▶ [Problem requirements]: Pictures do not belong in the copy; retype the records below exactly.

▶ [Entries from a dataset of interfaces]:
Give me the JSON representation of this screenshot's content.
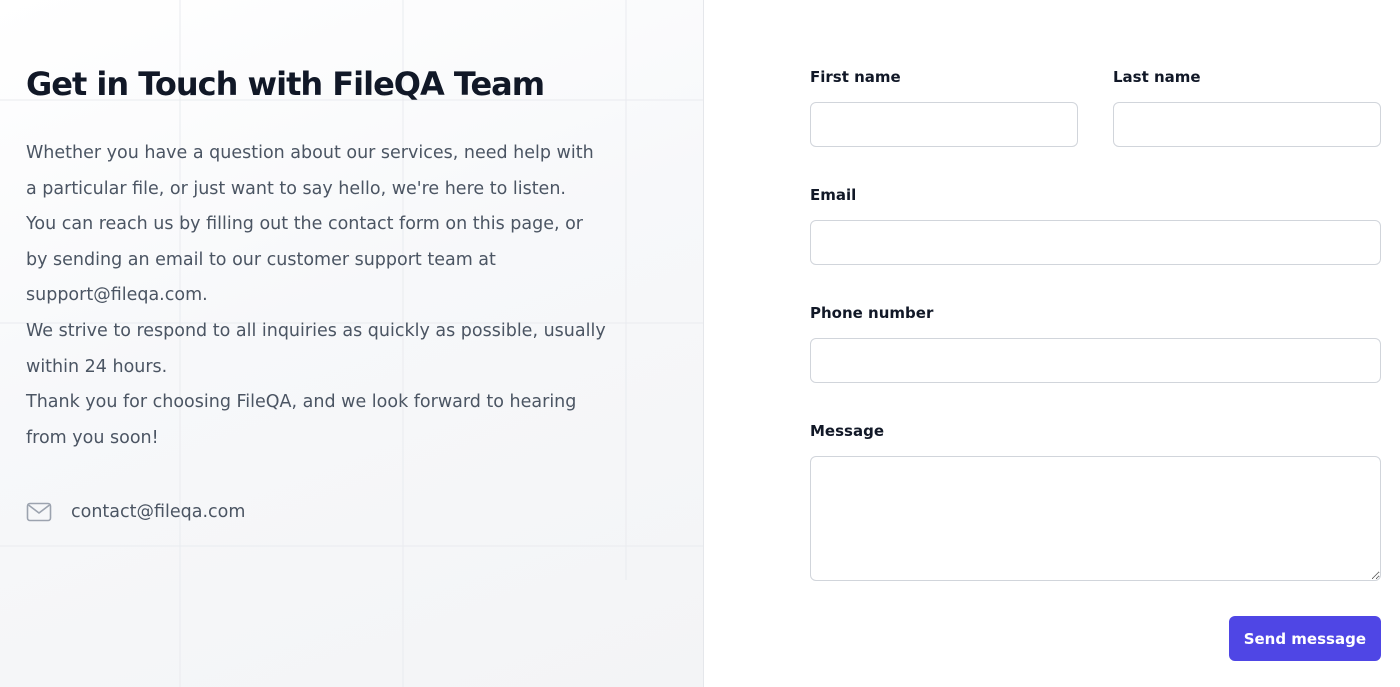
{
  "header": {
    "title": "Get in Touch with FileQA Team"
  },
  "intro": {
    "paragraphs": [
      "Whether you have a question about our services, need help with a particular file, or just want to say hello, we're here to listen.",
      "You can reach us by filling out the contact form on this page, or by sending an email to our customer support team at support@fileqa.com.",
      "We strive to respond to all inquiries as quickly as possible, usually within 24 hours.",
      "Thank you for choosing FileQA, and we look forward to hearing from you soon!"
    ]
  },
  "contact": {
    "icon": "mail-icon",
    "email": "contact@fileqa.com"
  },
  "form": {
    "first_name": {
      "label": "First name",
      "value": "",
      "placeholder": ""
    },
    "last_name": {
      "label": "Last name",
      "value": "",
      "placeholder": ""
    },
    "email": {
      "label": "Email",
      "value": "",
      "placeholder": ""
    },
    "phone": {
      "label": "Phone number",
      "value": "",
      "placeholder": ""
    },
    "message": {
      "label": "Message",
      "value": "",
      "placeholder": ""
    },
    "submit_label": "Send message"
  },
  "colors": {
    "accent": "#4f46e5",
    "heading": "#111827",
    "body_text": "#4b5563",
    "input_border": "#d1d5db"
  }
}
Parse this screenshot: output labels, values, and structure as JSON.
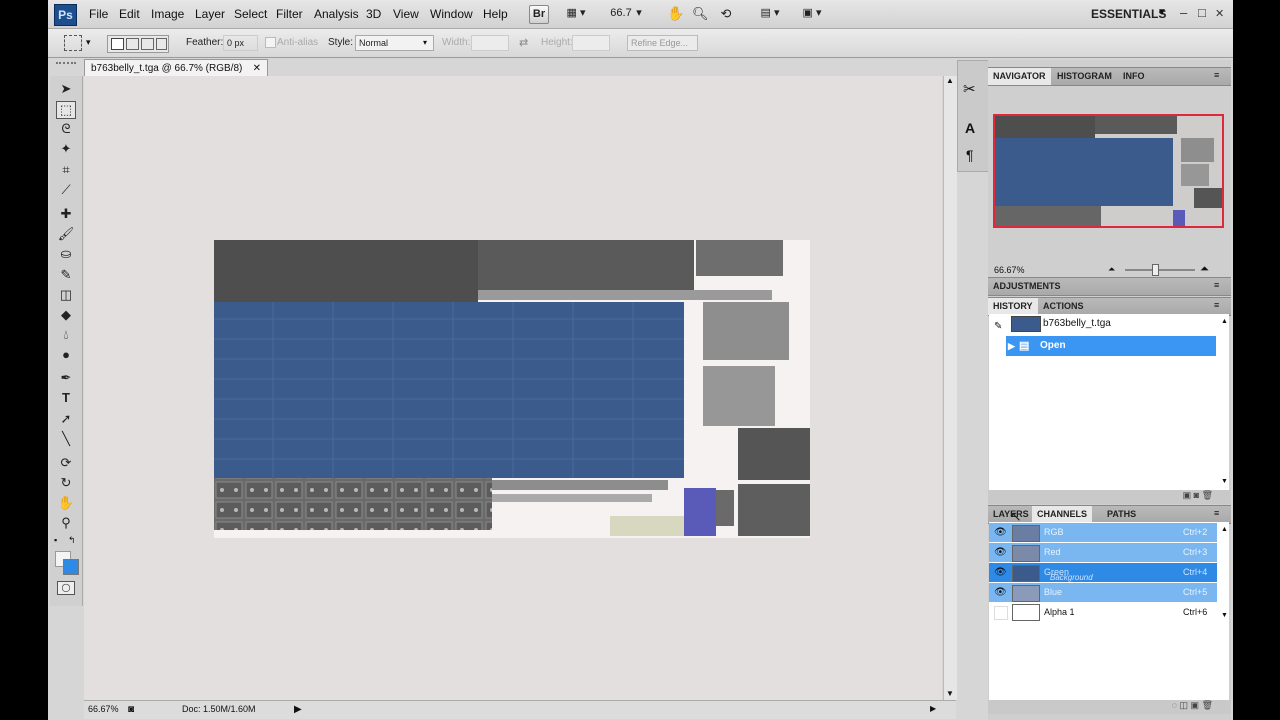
{
  "app": {
    "logo": "Ps",
    "workspace": "ESSENTIALS"
  },
  "menu": [
    "File",
    "Edit",
    "Image",
    "Layer",
    "Select",
    "Filter",
    "Analysis",
    "3D",
    "View",
    "Window",
    "Help"
  ],
  "toolbar": {
    "bridge_label": "Br",
    "zoom_value": "66.7"
  },
  "window_controls": {
    "minimize": "–",
    "restore": "□",
    "close": "✕"
  },
  "options": {
    "feather_label": "Feather:",
    "feather_value": "0 px",
    "antialias_label": "Anti-alias",
    "style_label": "Style:",
    "style_value": "Normal",
    "width_label": "Width:",
    "height_label": "Height:",
    "refine_label": "Refine Edge..."
  },
  "document": {
    "tab_title": "b763belly_t.tga @ 66.7% (RGB/8)",
    "close_glyph": "✕"
  },
  "status": {
    "zoom": "66.67%",
    "doc": "Doc: 1.50M/1.60M"
  },
  "navigator": {
    "tabs": [
      "NAVIGATOR",
      "HISTOGRAM",
      "INFO"
    ],
    "zoom": "66.67%"
  },
  "adjustments": {
    "title": "ADJUSTMENTS"
  },
  "history": {
    "tabs": [
      "HISTORY",
      "ACTIONS"
    ],
    "snapshot": "b763belly_t.tga",
    "items": [
      "Open"
    ]
  },
  "channels": {
    "tabs": [
      "LAYERS",
      "CHANNELS",
      "PATHS"
    ],
    "rows": [
      {
        "name": "RGB",
        "shortcut": "Ctrl+2"
      },
      {
        "name": "Red",
        "shortcut": "Ctrl+3"
      },
      {
        "name": "Green",
        "shortcut": "Ctrl+4"
      },
      {
        "name": "Blue",
        "shortcut": "Ctrl+5"
      },
      {
        "name": "Alpha 1",
        "shortcut": "Ctrl+6"
      }
    ],
    "drag_ghost": "Background"
  },
  "colors": {
    "selection": "#3a96f2",
    "texture_blue": "#3a5a8c",
    "nav_border": "#e0283c"
  }
}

▶ [Response to the task]:
Give me the JSON representation of this screenshot's content.
{
  "header": {
    "title": "Get in Touch with FileQA Team"
  },
  "intro": {
    "paragraphs": [
      "Whether you have a question about our services, need help with a particular file, or just want to say hello, we're here to listen.",
      "You can reach us by filling out the contact form on this page, or by sending an email to our customer support team at support@fileqa.com.",
      "We strive to respond to all inquiries as quickly as possible, usually within 24 hours.",
      "Thank you for choosing FileQA, and we look forward to hearing from you soon!"
    ]
  },
  "contact": {
    "icon": "mail-icon",
    "email": "contact@fileqa.com"
  },
  "form": {
    "first_name": {
      "label": "First name",
      "value": "",
      "placeholder": ""
    },
    "last_name": {
      "label": "Last name",
      "value": "",
      "placeholder": ""
    },
    "email": {
      "label": "Email",
      "value": "",
      "placeholder": ""
    },
    "phone": {
      "label": "Phone number",
      "value": "",
      "placeholder": ""
    },
    "message": {
      "label": "Message",
      "value": "",
      "placeholder": ""
    },
    "submit_label": "Send message"
  },
  "colors": {
    "accent": "#4f46e5",
    "heading": "#111827",
    "body_text": "#4b5563",
    "input_border": "#d1d5db"
  }
}
Parse this screenshot: output labels, values, and structure as JSON.
{
  "app": {
    "logo": "Ps",
    "workspace": "ESSENTIALS"
  },
  "menu": [
    "File",
    "Edit",
    "Image",
    "Layer",
    "Select",
    "Filter",
    "Analysis",
    "3D",
    "View",
    "Window",
    "Help"
  ],
  "toolbar": {
    "bridge_label": "Br",
    "zoom_value": "66.7"
  },
  "window_controls": {
    "minimize": "–",
    "restore": "□",
    "close": "✕"
  },
  "options": {
    "feather_label": "Feather:",
    "feather_value": "0 px",
    "antialias_label": "Anti-alias",
    "style_label": "Style:",
    "style_value": "Normal",
    "width_label": "Width:",
    "height_label": "Height:",
    "refine_label": "Refine Edge..."
  },
  "document": {
    "tab_title": "b763belly_t.tga @ 66.7% (RGB/8)",
    "close_glyph": "✕"
  },
  "status": {
    "zoom": "66.67%",
    "doc": "Doc: 1.50M/1.60M"
  },
  "navigator": {
    "tabs": [
      "NAVIGATOR",
      "HISTOGRAM",
      "INFO"
    ],
    "zoom": "66.67%"
  },
  "adjustments": {
    "title": "ADJUSTMENTS"
  },
  "history": {
    "tabs": [
      "HISTORY",
      "ACTIONS"
    ],
    "snapshot": "b763belly_t.tga",
    "items": [
      "Open"
    ]
  },
  "channels": {
    "tabs": [
      "LAYERS",
      "CHANNELS",
      "PATHS"
    ],
    "rows": [
      {
        "name": "RGB",
        "shortcut": "Ctrl+2"
      },
      {
        "name": "Red",
        "shortcut": "Ctrl+3"
      },
      {
        "name": "Green",
        "shortcut": "Ctrl+4"
      },
      {
        "name": "Blue",
        "shortcut": "Ctrl+5"
      },
      {
        "name": "Alpha 1",
        "shortcut": "Ctrl+6"
      }
    ],
    "drag_ghost": "Background"
  },
  "colors": {
    "selection": "#3a96f2",
    "texture_blue": "#3a5a8c",
    "nav_border": "#e0283c"
  }
}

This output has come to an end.